Part of the reason for the growing appeal of cruises is that they remove a lot of the stress and logistics from travel. You get on the boat, and you enjoy. Easy. The tough part comes beforehand, when you have to decide which cruise is right for you: Big ship or little ship? Ocean or river? Exciting expedition boat or leisurely barge? And where in the world should you go?
There are so many factors that affect the success of your cruise that it’s easy to make a rookie mistake. That’s why I have a special section of my WOW List of Trusted Travel Experts dedicated solely to cruise travel agents. Here, I’ve asked them to share the biggest blunders they see travelers make when it comes to arranging a cruise vacation. Fortunately, these are easy mistakes to avoid when you book your trip through a savvy cruise specialist.
Planning to board the ship the same day you fly into port. You want to book a flight that gets you to your embarkation port city at least the day before, since there’s always the chance of an airline delay and you don’t want to risk missing the ship.
—Tom Baker, Trusted Travel Expert for Affordable Large-ship Cruises
Read Tom’s Insider’s Guide to Affordable Mediterranean Cruises and contact Tom to get the best possible trip.
Sleeping on the ship when it overnights in a location where the port is far from the city. In Bangkok, where the ships dock 90 minutes from town, overnighting in a hotel will cost a bit more, but it can save you six hours of driving back and forth over two days. In Shanghai, pay attention to where your ship docks; smaller ships, like the Crystal Symphony, can get right downtown, whereas bigger ships must dock 90 minutes away.
—Mary Jean Tully, Trusted Travel Expert for Luxury Small-Ship Cruises
European Canal Barge Cruises
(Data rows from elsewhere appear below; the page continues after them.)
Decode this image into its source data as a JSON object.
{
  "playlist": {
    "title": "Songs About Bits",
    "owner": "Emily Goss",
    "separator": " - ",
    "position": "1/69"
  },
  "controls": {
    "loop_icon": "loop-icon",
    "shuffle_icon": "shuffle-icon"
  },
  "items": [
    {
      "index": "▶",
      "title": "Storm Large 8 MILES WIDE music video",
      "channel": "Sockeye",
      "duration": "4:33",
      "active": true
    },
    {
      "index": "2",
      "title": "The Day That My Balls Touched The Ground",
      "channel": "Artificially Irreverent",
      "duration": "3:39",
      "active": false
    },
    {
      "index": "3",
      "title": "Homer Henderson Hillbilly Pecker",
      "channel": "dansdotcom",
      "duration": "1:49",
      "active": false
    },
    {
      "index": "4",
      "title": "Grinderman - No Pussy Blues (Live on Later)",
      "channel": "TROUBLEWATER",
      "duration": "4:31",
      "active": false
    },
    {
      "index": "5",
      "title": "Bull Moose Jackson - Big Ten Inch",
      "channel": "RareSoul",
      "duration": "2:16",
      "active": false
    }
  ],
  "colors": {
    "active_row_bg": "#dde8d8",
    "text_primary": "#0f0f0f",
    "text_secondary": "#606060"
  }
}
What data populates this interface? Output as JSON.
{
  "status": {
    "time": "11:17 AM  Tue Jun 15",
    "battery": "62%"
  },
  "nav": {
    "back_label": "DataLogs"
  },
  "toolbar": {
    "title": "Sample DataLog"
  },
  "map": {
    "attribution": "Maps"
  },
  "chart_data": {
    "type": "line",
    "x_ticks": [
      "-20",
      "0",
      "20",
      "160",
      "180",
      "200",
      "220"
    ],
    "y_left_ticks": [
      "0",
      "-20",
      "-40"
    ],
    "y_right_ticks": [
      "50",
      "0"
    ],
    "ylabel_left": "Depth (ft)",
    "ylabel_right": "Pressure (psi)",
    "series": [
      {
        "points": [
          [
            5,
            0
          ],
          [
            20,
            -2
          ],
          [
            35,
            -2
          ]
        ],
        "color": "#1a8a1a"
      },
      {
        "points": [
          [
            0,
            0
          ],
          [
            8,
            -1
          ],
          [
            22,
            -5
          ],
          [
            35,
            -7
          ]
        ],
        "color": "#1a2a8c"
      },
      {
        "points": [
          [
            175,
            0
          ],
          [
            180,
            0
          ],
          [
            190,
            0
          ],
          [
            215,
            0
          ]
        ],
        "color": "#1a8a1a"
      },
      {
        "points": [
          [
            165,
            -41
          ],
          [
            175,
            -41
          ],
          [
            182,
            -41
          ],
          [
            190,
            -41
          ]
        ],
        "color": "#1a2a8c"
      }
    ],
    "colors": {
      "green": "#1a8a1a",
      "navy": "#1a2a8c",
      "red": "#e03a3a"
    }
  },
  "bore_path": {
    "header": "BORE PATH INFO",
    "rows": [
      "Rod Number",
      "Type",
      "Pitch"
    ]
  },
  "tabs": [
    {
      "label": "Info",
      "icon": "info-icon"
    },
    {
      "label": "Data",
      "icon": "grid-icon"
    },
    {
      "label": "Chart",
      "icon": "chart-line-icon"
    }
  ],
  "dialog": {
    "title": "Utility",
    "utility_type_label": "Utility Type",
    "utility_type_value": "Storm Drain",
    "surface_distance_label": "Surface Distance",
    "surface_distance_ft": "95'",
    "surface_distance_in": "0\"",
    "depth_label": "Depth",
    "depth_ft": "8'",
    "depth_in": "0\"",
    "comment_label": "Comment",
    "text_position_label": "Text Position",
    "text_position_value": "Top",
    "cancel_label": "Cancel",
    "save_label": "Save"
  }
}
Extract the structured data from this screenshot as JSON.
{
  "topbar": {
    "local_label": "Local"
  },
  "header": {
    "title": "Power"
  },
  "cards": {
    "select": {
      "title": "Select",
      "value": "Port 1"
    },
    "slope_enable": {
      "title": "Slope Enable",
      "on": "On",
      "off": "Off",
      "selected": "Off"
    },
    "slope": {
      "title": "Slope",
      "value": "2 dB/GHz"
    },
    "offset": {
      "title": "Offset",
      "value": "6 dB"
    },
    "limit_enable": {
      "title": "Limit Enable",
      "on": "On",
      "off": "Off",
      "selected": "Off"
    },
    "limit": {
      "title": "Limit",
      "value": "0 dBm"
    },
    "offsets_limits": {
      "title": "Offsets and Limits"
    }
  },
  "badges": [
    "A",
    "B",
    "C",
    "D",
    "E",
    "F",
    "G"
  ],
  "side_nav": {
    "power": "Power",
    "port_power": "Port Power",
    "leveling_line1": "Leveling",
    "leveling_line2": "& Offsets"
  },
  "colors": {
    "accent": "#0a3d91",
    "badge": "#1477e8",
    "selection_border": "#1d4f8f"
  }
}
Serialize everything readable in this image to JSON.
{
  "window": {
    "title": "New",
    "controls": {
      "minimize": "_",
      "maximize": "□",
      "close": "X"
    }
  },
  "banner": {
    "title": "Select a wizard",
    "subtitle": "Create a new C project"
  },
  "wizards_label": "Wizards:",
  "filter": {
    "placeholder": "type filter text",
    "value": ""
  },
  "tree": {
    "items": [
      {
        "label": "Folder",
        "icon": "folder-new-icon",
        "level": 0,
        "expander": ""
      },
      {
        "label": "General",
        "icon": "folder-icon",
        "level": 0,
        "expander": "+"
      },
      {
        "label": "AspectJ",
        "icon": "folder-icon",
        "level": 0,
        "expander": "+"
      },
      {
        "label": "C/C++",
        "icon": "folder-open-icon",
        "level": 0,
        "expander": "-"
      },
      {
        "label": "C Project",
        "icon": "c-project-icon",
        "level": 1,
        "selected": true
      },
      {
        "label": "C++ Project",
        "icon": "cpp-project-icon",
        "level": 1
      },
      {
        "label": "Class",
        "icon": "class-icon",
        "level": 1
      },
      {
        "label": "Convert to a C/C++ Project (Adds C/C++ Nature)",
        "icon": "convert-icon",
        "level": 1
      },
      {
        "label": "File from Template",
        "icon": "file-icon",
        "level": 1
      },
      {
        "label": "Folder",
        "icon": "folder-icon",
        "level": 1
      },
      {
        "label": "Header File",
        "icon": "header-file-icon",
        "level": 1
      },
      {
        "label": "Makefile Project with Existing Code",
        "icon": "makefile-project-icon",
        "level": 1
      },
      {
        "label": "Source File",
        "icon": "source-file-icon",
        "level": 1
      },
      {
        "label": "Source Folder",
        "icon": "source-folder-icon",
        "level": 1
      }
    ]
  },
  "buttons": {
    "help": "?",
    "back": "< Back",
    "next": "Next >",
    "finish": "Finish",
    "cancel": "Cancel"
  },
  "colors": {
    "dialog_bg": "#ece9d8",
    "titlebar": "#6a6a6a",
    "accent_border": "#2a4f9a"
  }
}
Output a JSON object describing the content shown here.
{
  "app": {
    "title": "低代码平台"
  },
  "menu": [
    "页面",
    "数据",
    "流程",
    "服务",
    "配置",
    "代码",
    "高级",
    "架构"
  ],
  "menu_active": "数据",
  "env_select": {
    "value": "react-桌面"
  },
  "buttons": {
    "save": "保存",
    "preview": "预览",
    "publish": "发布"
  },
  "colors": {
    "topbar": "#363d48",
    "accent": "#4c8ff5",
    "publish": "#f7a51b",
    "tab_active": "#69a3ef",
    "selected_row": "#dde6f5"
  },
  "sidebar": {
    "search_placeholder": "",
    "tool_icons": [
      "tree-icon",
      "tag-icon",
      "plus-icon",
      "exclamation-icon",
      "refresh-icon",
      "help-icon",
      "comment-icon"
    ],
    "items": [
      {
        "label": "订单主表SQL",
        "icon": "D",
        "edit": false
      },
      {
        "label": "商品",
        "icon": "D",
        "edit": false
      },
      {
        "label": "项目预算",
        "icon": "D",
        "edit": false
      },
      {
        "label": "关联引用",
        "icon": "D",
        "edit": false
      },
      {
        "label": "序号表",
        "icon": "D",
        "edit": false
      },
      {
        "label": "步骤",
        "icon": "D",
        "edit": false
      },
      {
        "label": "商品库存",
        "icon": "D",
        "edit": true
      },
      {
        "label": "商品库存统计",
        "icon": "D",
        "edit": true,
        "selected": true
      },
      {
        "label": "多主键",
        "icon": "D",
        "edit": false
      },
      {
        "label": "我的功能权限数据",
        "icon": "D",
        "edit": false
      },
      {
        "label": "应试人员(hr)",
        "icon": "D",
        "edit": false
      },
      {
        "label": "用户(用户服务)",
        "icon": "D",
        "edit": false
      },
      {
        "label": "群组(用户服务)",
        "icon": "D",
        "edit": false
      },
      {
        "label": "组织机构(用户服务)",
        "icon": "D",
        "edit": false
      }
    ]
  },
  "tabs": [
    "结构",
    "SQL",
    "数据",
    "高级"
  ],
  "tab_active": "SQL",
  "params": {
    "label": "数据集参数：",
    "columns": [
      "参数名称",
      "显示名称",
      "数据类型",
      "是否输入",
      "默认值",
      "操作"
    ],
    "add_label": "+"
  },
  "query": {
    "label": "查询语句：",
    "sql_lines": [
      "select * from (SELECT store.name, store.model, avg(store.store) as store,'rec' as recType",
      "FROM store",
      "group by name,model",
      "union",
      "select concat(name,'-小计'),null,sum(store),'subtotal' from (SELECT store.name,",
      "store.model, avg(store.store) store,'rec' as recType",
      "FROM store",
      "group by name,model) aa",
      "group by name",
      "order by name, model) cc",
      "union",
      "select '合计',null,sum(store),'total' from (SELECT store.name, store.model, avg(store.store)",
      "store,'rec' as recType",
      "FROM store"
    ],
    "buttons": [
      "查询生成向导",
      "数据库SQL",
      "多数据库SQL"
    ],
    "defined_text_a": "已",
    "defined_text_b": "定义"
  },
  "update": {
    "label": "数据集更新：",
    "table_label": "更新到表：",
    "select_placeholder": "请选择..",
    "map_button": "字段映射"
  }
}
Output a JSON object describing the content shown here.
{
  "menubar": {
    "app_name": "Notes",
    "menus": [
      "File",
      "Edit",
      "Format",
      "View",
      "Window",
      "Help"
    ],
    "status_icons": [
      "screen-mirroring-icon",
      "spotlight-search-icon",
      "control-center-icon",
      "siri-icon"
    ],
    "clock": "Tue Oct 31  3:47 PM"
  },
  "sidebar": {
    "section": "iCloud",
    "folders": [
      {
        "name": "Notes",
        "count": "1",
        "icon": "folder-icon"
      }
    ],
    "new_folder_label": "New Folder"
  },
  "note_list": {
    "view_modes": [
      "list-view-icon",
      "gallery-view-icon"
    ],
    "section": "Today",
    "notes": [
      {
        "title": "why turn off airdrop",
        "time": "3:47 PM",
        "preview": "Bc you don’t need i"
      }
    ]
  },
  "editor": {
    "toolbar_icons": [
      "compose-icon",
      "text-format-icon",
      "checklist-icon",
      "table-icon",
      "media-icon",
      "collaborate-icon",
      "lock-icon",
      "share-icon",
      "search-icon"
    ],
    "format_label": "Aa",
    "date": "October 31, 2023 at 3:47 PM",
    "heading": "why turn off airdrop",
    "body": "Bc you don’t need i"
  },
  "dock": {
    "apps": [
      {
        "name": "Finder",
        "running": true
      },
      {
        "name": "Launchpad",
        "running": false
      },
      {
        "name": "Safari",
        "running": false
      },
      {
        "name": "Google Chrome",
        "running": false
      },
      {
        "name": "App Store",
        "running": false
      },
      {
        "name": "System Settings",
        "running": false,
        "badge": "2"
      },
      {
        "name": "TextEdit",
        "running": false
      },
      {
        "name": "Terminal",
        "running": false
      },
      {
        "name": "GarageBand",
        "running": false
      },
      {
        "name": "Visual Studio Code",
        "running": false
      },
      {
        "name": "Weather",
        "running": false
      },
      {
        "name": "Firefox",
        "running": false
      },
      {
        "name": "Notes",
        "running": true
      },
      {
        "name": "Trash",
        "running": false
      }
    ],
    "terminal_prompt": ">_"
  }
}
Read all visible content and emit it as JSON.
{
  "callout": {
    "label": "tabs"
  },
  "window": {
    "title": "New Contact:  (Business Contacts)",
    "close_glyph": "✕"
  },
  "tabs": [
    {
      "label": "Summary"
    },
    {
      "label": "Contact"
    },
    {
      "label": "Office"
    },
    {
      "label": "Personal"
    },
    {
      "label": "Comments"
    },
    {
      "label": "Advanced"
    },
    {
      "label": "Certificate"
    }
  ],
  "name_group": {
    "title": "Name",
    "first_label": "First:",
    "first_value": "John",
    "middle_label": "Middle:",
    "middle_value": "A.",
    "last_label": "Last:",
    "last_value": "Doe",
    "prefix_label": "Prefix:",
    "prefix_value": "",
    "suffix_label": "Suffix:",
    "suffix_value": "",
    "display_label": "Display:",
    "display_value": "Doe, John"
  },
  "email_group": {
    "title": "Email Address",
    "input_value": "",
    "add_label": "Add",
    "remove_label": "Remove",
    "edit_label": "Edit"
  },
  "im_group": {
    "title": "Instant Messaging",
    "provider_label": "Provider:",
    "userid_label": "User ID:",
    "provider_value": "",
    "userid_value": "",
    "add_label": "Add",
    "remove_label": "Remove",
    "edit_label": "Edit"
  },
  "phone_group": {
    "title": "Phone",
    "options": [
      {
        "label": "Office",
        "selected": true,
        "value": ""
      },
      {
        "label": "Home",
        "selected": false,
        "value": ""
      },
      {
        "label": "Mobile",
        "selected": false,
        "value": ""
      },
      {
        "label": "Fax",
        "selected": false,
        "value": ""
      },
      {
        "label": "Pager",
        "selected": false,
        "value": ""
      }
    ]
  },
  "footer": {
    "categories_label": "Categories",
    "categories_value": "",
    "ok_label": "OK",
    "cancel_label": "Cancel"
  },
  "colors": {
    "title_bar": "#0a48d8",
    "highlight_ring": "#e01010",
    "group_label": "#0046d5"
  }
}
Expecting to cover as much ground as you would on a river cruise. Barges cruise at four miles per hour, and never at night—you could walk faster than the barge moves! Itineraries are six nights long (beginning either on Saturday or Sunday) and travel 30 to 50 miles deep in the countryside. Canal barging is about getting to know a small area intimately and thoroughly.
—Ellen Sack, Trusted Travel Expert for European Canal Barge Cruises
Selecting an itinerary that’s too short. A trip to Antarctica is an investment of not just money but also time. It takes several days to reach the continent (including crossing the Drake Passage), and because of unpredictable sailing conditions, an extra two to four days can make a significant difference in your experience. Eleven-day itineraries provide a cushion for challenging weather conditions. I’d also encourage you to build in an extra day or two to relax when you arrive in Argentina or Chile (the usual points of embarkation) so that you’ll be refreshed and more present with the experience once you reach Antarctica. I have never met anyone returning from the Great White Continent who complained that the trip was too long—rather, people wish they’d had more time.
—Ashton Palmer, Trusted Travel Expert for Small-Ship Expedition Cruises